** What the task asks **
Find how many lines of the listing below include the word "Center", then report the number by itself.

⟨

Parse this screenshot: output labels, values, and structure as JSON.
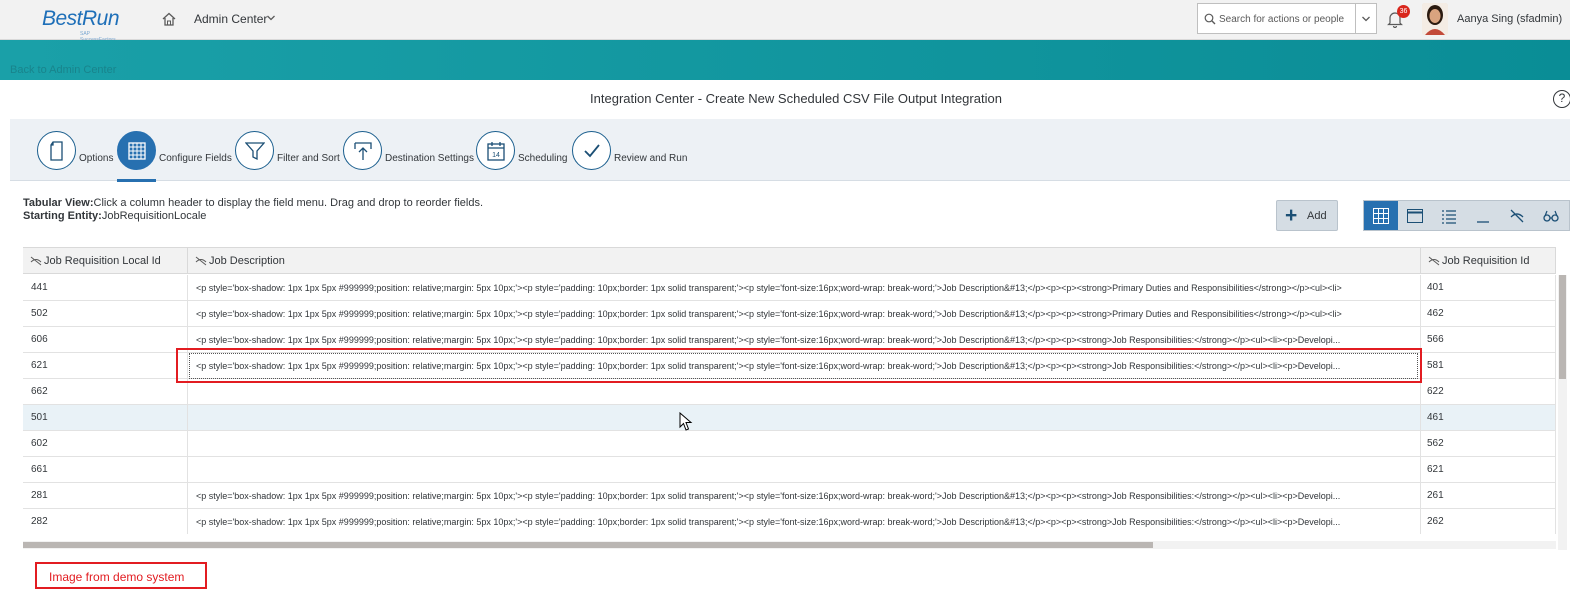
{
  "shell": {
    "logo_text": "BestRun",
    "logo_sub": "SAP SuccessFactors",
    "title": "Admin Center",
    "search_placeholder": "Search for actions or people",
    "notification_count": "36",
    "user_name": "Aanya Sing (sfadmin)"
  },
  "nav": {
    "back_link": "Back to Admin Center"
  },
  "page": {
    "title": "Integration Center - Create New Scheduled CSV File Output Integration",
    "help": "?"
  },
  "steps": [
    {
      "label": "Options",
      "icon": "document-icon"
    },
    {
      "label": "Configure Fields",
      "icon": "grid-icon",
      "active": true
    },
    {
      "label": "Filter and Sort",
      "icon": "filter-icon"
    },
    {
      "label": "Destination Settings",
      "icon": "upload-icon"
    },
    {
      "label": "Scheduling",
      "icon": "calendar-icon"
    },
    {
      "label": "Review and Run",
      "icon": "check-icon"
    }
  ],
  "info": {
    "view_label": "Tabular View:",
    "view_text": "Click a column header to display the field menu. Drag and drop to reorder fields.",
    "entity_label": "Starting Entity:",
    "entity_value": "JobRequisitionLocale"
  },
  "toolbar": {
    "add_label": "Add"
  },
  "table": {
    "columns": [
      "Job Requisition Local Id",
      "Job Description",
      "Job Requisition Id"
    ],
    "rows": [
      [
        "441",
        "<p style='box-shadow: 1px 1px 5px #999999;position: relative;margin: 5px 10px;'><p style='padding: 10px;border: 1px solid transparent;'><p style='font-size:16px;word-wrap: break-word;'>Job Description&#13;</p><p><p><strong>Primary Duties and Responsibilities</strong></p><ul><li>",
        "401"
      ],
      [
        "502",
        "<p style='box-shadow: 1px 1px 5px #999999;position: relative;margin: 5px 10px;'><p style='padding: 10px;border: 1px solid transparent;'><p style='font-size:16px;word-wrap: break-word;'>Job Description&#13;</p><p><p><strong>Primary Duties and Responsibilities</strong></p><ul><li>",
        "462"
      ],
      [
        "606",
        "<p style='box-shadow: 1px 1px 5px #999999;position: relative;margin: 5px 10px;'><p style='padding: 10px;border: 1px solid transparent;'><p style='font-size:16px;word-wrap: break-word;'>Job Description&#13;</p><p><p><strong>Job Responsibilities:</strong></p><ul><li><p>Developi...",
        "566"
      ],
      [
        "621",
        "<p style='box-shadow: 1px 1px 5px #999999;position: relative;margin: 5px 10px;'><p style='padding: 10px;border: 1px solid transparent;'><p style='font-size:16px;word-wrap: break-word;'>Job Description&#13;</p><p><p><strong>Job Responsibilities:</strong></p><ul><li><p>Developi...",
        "581"
      ],
      [
        "662",
        "",
        "622"
      ],
      [
        "501",
        "",
        "461"
      ],
      [
        "602",
        "",
        "562"
      ],
      [
        "661",
        "",
        "621"
      ],
      [
        "281",
        "<p style='box-shadow: 1px 1px 5px #999999;position: relative;margin: 5px 10px;'><p style='padding: 10px;border: 1px solid transparent;'><p style='font-size:16px;word-wrap: break-word;'>Job Description&#13;</p><p><p><strong>Job Responsibilities:</strong></p><ul><li><p>Developi...",
        "261"
      ],
      [
        "282",
        "<p style='box-shadow: 1px 1px 5px #999999;position: relative;margin: 5px 10px;'><p style='padding: 10px;border: 1px solid transparent;'><p style='font-size:16px;word-wrap: break-word;'>Job Description&#13;</p><p><p><strong>Job Responsibilities:</strong></p><ul><li><p>Developi...",
        "262"
      ]
    ]
  },
  "annotation": {
    "text": "Image from demo system"
  },
  "colors": {
    "accent": "#2770b0",
    "band": "#0a8d96",
    "highlight": "#e21c21"
  }
}
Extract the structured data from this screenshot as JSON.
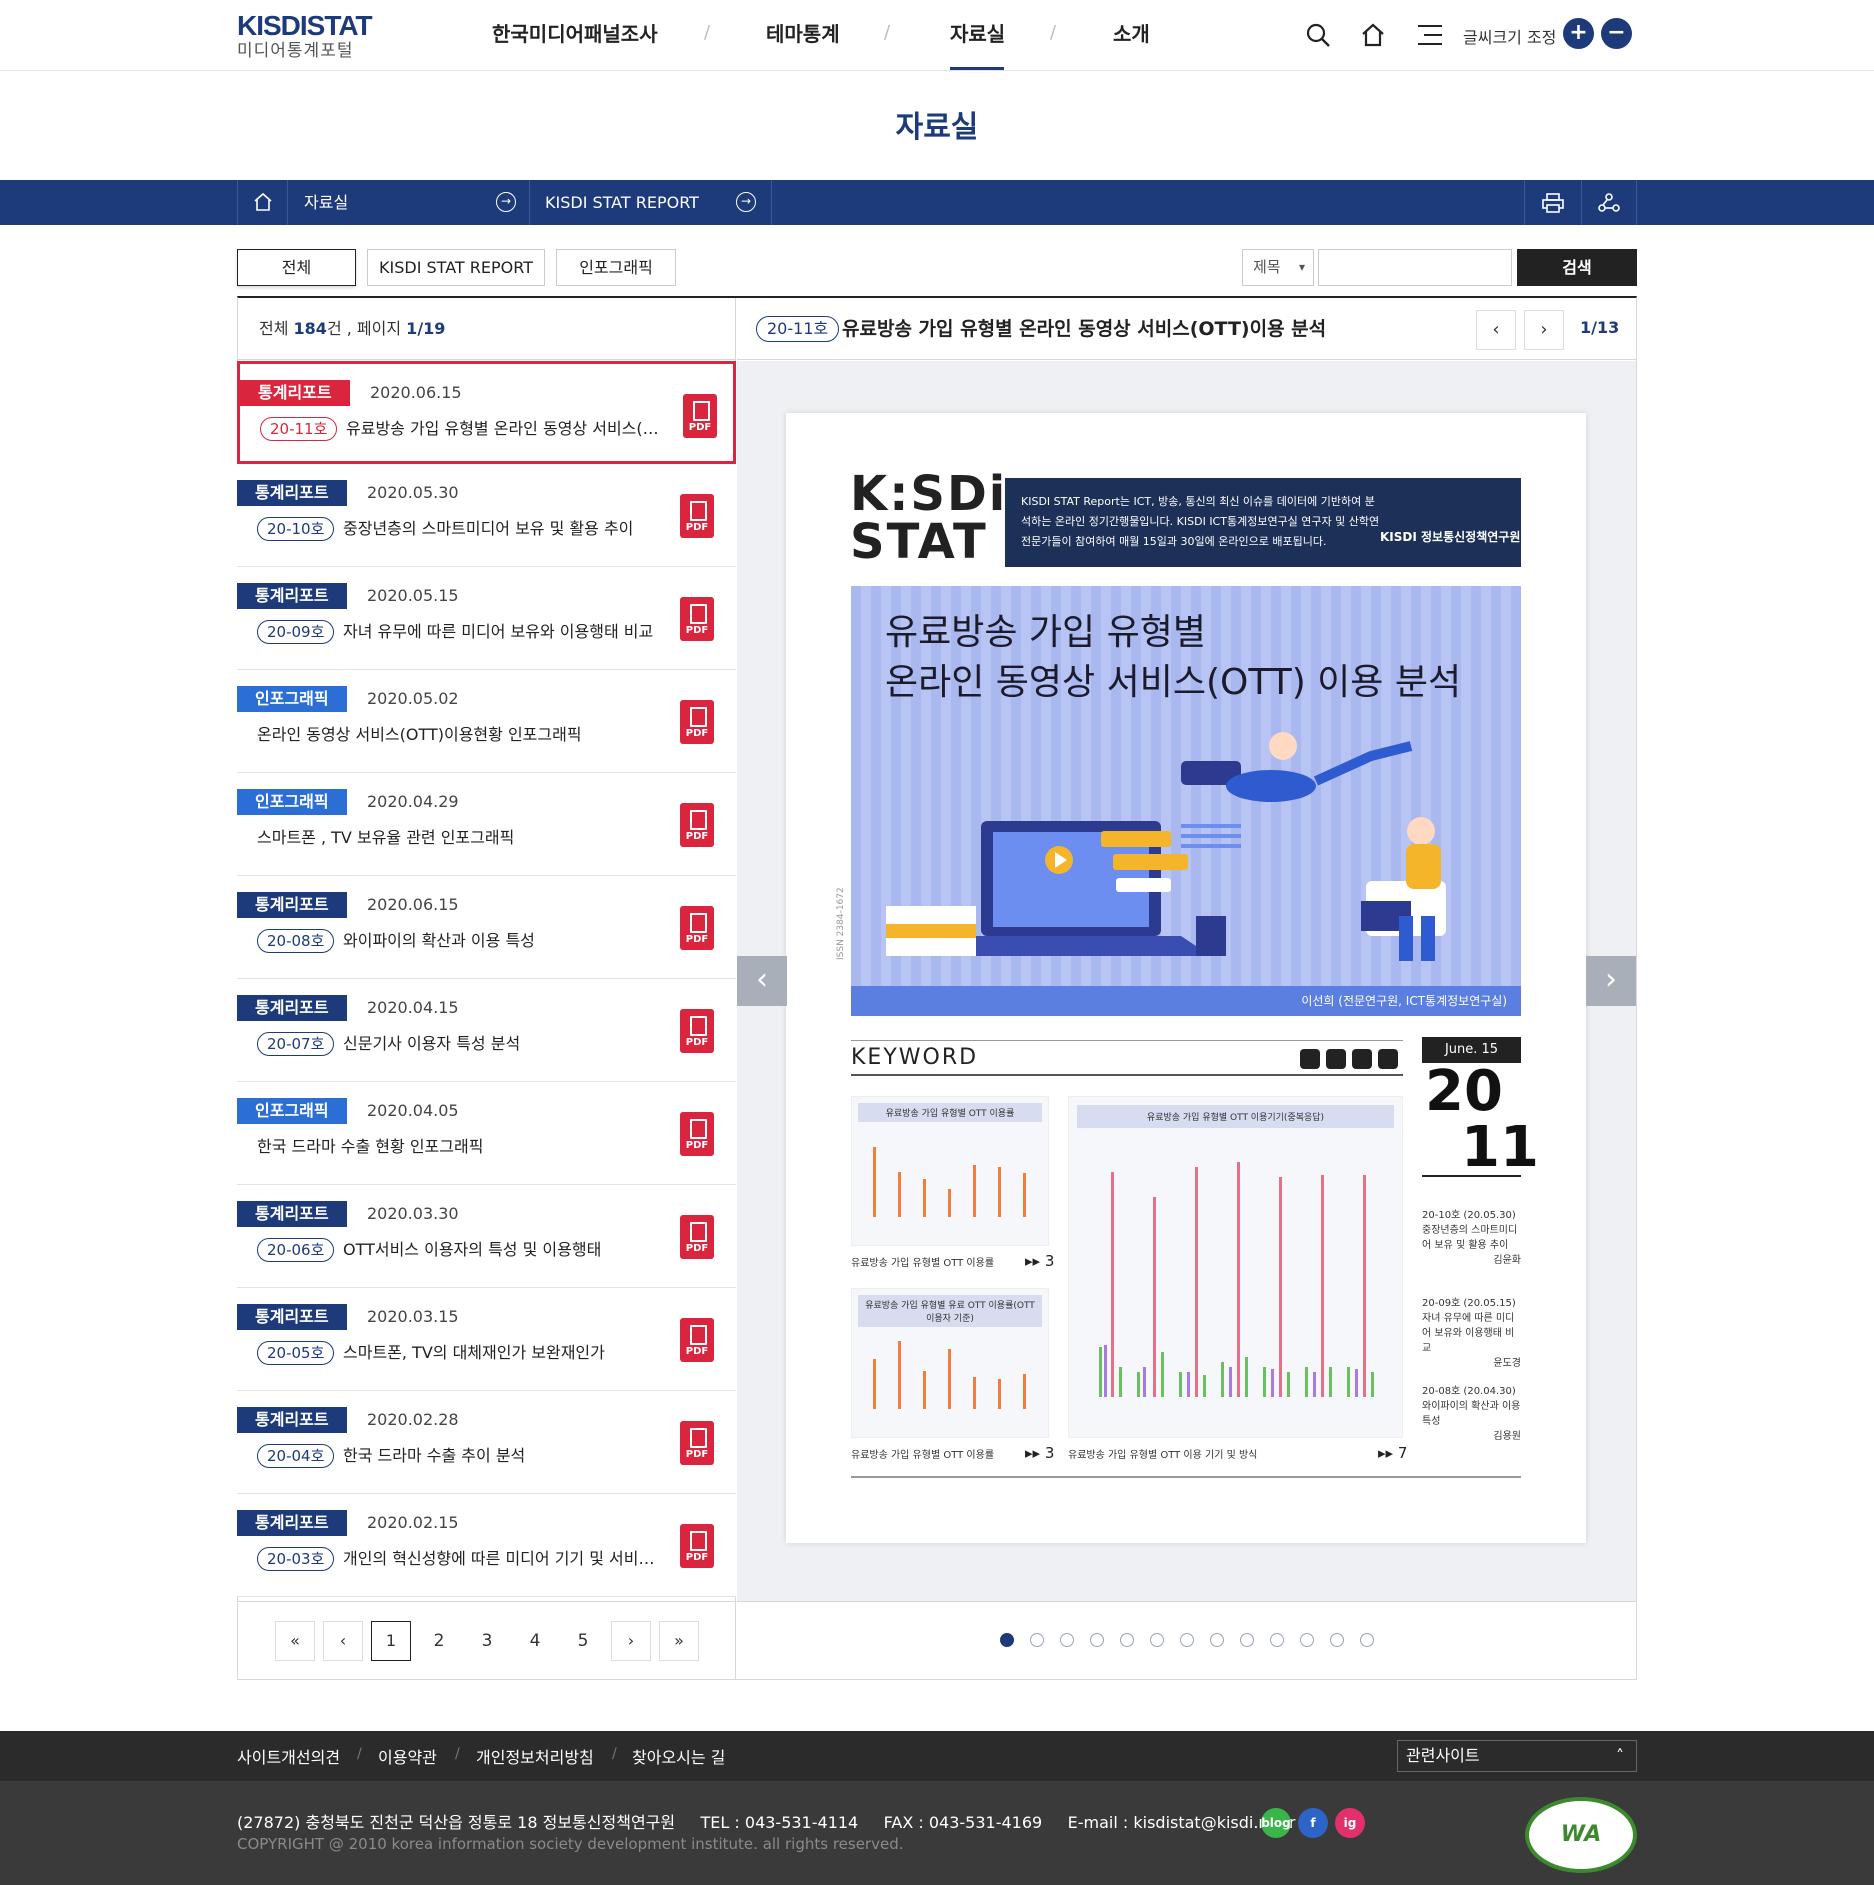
{
  "header": {
    "logo_main": "KISDISTAT",
    "logo_sub": "미디어통계포털",
    "nav": [
      "한국미디어패널조사",
      "테마통계",
      "자료실",
      "소개"
    ],
    "font_size_label": "글씨크기 조정",
    "font_plus": "+",
    "font_minus": "−"
  },
  "page_title": "자료실",
  "breadcrumb": {
    "level1": "자료실",
    "level2": "KISDI STAT REPORT"
  },
  "filter": {
    "tabs": [
      "전체",
      "KISDI STAT REPORT",
      "인포그래픽"
    ],
    "select_value": "제목",
    "search_button": "검색"
  },
  "list": {
    "summary_prefix": "전체 ",
    "total": "184",
    "summary_mid": "건 , 페이지 ",
    "page": "1",
    "summary_slash": "/",
    "pages": "19",
    "items": [
      {
        "cat": "통계리포트",
        "date": "2020.06.15",
        "num": "20-11호",
        "title": "유료방송 가입 유형별 온라인 동영상 서비스(…",
        "pdf": "PDF"
      },
      {
        "cat": "통계리포트",
        "date": "2020.05.30",
        "num": "20-10호",
        "title": "중장년층의 스마트미디어 보유 및 활용 추이",
        "pdf": "PDF"
      },
      {
        "cat": "통계리포트",
        "date": "2020.05.15",
        "num": "20-09호",
        "title": "자녀 유무에 따른 미디어 보유와 이용행태 비교",
        "pdf": "PDF"
      },
      {
        "cat": "인포그래픽",
        "date": "2020.05.02",
        "num": "",
        "title": "온라인 동영상 서비스(OTT)이용현황 인포그래픽",
        "pdf": "PDF"
      },
      {
        "cat": "인포그래픽",
        "date": "2020.04.29",
        "num": "",
        "title": "스마트폰 , TV 보유율 관련 인포그래픽",
        "pdf": "PDF"
      },
      {
        "cat": "통계리포트",
        "date": "2020.06.15",
        "num": "20-08호",
        "title": "와이파이의 확산과 이용 특성",
        "pdf": "PDF"
      },
      {
        "cat": "통계리포트",
        "date": "2020.04.15",
        "num": "20-07호",
        "title": "신문기사 이용자 특성 분석",
        "pdf": "PDF"
      },
      {
        "cat": "인포그래픽",
        "date": "2020.04.05",
        "num": "",
        "title": "한국 드라마 수출 현황 인포그래픽",
        "pdf": "PDF"
      },
      {
        "cat": "통계리포트",
        "date": "2020.03.30",
        "num": "20-06호",
        "title": "OTT서비스 이용자의 특성 및 이용행태",
        "pdf": "PDF"
      },
      {
        "cat": "통계리포트",
        "date": "2020.03.15",
        "num": "20-05호",
        "title": "스마트폰, TV의 대체재인가 보완재인가",
        "pdf": "PDF"
      },
      {
        "cat": "통계리포트",
        "date": "2020.02.28",
        "num": "20-04호",
        "title": "한국 드라마 수출 추이 분석",
        "pdf": "PDF"
      },
      {
        "cat": "통계리포트",
        "date": "2020.02.15",
        "num": "20-03호",
        "title": "개인의 혁신성향에 따른 미디어 기기 및 서비…",
        "pdf": "PDF"
      }
    ]
  },
  "pagination": {
    "first": "«",
    "prev": "‹",
    "pages": [
      "1",
      "2",
      "3",
      "4",
      "5"
    ],
    "next": "›",
    "last": "»"
  },
  "viewer": {
    "num": "20-11호",
    "title": "유료방송 가입 유형별 온라인 동영상 서비스(OTT)이용 분석",
    "prev": "‹",
    "next": "›",
    "page_current": "1",
    "page_slash": "/",
    "page_total": "13",
    "slide_prev": "‹",
    "slide_next": "›",
    "dots": 13,
    "active_dot": 0
  },
  "document": {
    "logo_line1": "K:SDi",
    "logo_line2": "STAT",
    "intro": "KISDI STAT Report는 ICT, 방송, 통신의 최신 이슈를 데이터에 기반하여 분석하는 온라인 정기간행물입니다. KISDI ICT통계정보연구실 연구자 및 산학연 전문가들이 참여하여 매월 15일과 30일에 온라인으로 배포됩니다.",
    "kisdi_label": "KISDI 정보통신정책연구원",
    "hero_title_1": "유료방송 가입 유형별",
    "hero_title_2": "온라인 동영상 서비스(OTT) 이용 분석",
    "author": "이선희 (전문연구원, ICT통계정보연구실)",
    "issn": "ISSN 2384-1672",
    "keyword": "KEYWORD",
    "date_box": "June. 15",
    "issue_top": "20",
    "issue_bottom": "11",
    "chart1_head": "유료방송 가입 유형별 OTT 이용률",
    "chart1_cap": "유료방송 가입 유형별 OTT 이용률",
    "chart1_page": "3",
    "chart2_head": "유료방송 가입 유형별 유료 OTT 이용률(OTT 이용자 기준)",
    "chart2_cap": "유료방송 가입 유형별 OTT 이용률",
    "chart2_page": "3",
    "chart3_head": "유료방송 가입 유형별 OTT 이용기기(중복응답)",
    "chart3_cap": "유료방송 가입 유형별 OTT 이용 기기 및 방식",
    "chart3_page": "7",
    "side": [
      {
        "num": "20-10호 (20.05.30)",
        "title": "중장년층의 스마트미디어 보유 및 활용 추이",
        "author": "김윤화"
      },
      {
        "num": "20-09호 (20.05.15)",
        "title": "자녀 유무에 따른 미디어 보유와 이용행태 비교",
        "author": "윤도경"
      },
      {
        "num": "20-08호 (20.04.30)",
        "title": "와이파이의 확산과 이용 특성",
        "author": "김용원"
      }
    ]
  },
  "footer": {
    "links": [
      "사이트개선의견",
      "이용약관",
      "개인정보처리방침",
      "찾아오시는 길"
    ],
    "related": "관련사이트",
    "address": "(27872) 충청북도 진천군 덕산읍 정통로 18 정보통신정책연구원     TEL : 043-531-4114     FAX : 043-531-4169     E-mail : kisdistat@kisdi.re.kr",
    "copyright": "COPYRIGHT @ 2010 korea information society development institute. all rights reserved.",
    "sns": [
      "blog",
      "f",
      "ig"
    ],
    "wa": "WA"
  },
  "colors": {
    "brand": "#1d3a7a",
    "accent": "#d9263e",
    "info": "#2b6fd6"
  }
}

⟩

** Task output **
3